Actually, very little is known about what kind of woman Artemesia was, apart from the character projected on her by latter-day admirers. Her surviving letters, mostly routine business correspondence to commission clients and benefactors, suggest that she was acutely aware of the disadvantages she faced as an artist because of her sex, and her forthright testimony at the rape trial of Tassi, her attacker (some say seducer) suggests that she was nobody’s fool. Another life lesson for Weissbrod. “I would kill to write letters like Artemesia,” she gushes with adolescent enthusiasm.

The film devotes a lot of time to the rape case, which has been widely discussed and dramatized, chiefly because it’s the most thoroughly documented episode in Artemesia’s life (the trial transcripts, in crumbling ancient books, can be paged through by historians and obsessed American filmmakers). Following its lengthy disquisition on the rape, complete with dramatic readings of Artemesia’s explicit trial testimony, the film claims that Artemesia’s life was not defined by the rape. The rape is, however, what defines Artemesia’s legend. A chorus of voices, including several women filmed on the street, praise Artemesia for her “pluck,” her “courage,” her “guts.” The encomiums suggest, disturbingly, that some people derive a peculiar gratification from Artemesia’s graphic account of grabbing her attacker’s penis and yanking so hard it tore the flesh.

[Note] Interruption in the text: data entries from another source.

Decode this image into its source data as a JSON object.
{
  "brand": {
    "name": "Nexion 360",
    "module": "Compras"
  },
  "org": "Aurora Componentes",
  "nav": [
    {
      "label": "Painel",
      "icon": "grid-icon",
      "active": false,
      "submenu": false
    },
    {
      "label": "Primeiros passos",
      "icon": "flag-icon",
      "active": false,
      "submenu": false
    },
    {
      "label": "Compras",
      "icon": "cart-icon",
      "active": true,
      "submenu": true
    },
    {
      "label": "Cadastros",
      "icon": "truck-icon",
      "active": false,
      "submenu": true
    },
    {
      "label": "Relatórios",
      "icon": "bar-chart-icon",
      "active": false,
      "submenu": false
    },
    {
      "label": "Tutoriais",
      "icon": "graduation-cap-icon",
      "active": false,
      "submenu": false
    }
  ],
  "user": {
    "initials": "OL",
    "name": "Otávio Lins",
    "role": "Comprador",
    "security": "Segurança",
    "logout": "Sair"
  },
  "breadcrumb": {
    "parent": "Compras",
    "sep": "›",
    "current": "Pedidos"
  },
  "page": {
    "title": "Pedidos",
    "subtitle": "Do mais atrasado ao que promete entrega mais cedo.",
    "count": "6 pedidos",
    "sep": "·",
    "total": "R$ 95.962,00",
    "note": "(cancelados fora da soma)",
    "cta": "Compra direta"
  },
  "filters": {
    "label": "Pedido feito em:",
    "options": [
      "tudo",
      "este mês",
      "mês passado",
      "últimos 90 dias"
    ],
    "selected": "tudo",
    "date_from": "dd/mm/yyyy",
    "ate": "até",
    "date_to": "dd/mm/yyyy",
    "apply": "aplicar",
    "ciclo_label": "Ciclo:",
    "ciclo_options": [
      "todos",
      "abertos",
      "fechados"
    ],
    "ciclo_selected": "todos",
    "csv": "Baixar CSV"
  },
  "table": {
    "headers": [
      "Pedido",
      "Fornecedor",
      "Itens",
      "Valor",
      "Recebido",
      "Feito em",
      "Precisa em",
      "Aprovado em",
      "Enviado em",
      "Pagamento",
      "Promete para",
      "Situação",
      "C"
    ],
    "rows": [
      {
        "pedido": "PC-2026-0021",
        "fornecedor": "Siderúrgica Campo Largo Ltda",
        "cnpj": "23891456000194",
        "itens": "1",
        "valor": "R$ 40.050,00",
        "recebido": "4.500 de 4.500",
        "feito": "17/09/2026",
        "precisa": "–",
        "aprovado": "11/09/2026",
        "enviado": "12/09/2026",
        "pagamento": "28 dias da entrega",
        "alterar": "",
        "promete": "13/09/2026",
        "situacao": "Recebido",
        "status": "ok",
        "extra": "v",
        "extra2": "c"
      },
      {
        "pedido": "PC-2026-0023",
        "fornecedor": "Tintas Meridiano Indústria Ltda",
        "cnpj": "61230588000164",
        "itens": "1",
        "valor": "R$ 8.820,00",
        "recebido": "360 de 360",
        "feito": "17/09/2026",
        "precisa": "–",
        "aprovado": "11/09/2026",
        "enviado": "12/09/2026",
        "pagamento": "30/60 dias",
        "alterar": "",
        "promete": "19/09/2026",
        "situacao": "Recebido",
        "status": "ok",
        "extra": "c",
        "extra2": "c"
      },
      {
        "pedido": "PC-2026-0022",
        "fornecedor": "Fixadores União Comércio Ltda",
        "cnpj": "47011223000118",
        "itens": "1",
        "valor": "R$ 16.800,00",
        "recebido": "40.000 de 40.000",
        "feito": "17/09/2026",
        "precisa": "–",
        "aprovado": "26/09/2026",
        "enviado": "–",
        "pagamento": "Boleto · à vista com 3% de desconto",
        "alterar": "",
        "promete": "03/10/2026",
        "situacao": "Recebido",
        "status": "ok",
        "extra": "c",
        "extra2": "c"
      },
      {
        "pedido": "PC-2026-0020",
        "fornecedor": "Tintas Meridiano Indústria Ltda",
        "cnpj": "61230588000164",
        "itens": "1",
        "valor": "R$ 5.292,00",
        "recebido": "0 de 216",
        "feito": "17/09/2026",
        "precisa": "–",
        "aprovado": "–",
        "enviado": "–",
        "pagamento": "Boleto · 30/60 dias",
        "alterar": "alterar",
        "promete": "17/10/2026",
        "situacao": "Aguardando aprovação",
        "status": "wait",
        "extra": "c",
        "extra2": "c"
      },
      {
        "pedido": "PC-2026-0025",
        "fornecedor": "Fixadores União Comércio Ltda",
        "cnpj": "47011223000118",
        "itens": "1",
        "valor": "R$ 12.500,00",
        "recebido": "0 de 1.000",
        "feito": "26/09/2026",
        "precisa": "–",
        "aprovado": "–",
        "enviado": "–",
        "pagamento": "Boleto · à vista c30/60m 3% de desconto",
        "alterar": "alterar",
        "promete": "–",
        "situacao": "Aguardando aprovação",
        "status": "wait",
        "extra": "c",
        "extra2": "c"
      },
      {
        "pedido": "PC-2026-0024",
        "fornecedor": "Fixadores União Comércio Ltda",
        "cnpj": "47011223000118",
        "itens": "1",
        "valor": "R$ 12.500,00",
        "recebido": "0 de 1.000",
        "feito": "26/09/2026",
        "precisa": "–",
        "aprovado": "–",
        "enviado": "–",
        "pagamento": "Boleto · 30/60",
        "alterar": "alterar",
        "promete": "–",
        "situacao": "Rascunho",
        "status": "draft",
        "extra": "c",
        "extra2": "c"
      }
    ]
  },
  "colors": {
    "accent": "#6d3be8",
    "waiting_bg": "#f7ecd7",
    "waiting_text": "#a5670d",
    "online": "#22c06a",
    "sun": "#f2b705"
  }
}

While there is some discussion of the qualities of Artemesia’s paintings (the only negative note being sounded by a man who pronounces it “second-rate Caravaggio”), Artemesia’s oeuvre, while undeniably accomplished, is not overwhelmingly exceptional for its time, save for the fact that it was created by a woman and depicts violence and female nudity forthrightly. “The real story is her painting,” says one art historian, but it seems that the legend of Artemesia is based less on her work — how many people today are genuinely excited by Baroque painting? -- than on the indelible symbol of castration in Artemesia’s life and paintings of vengeful women beheading their attackers. This film, and the latter-day legend of Artemesia, prompt the question of whether it’s the vicarious fantasy of physical violence — interpreted as “strength” and “heroism” — that really inspires her legion of contemporary admirers.

Also posted at the Cleveland Movie Blog.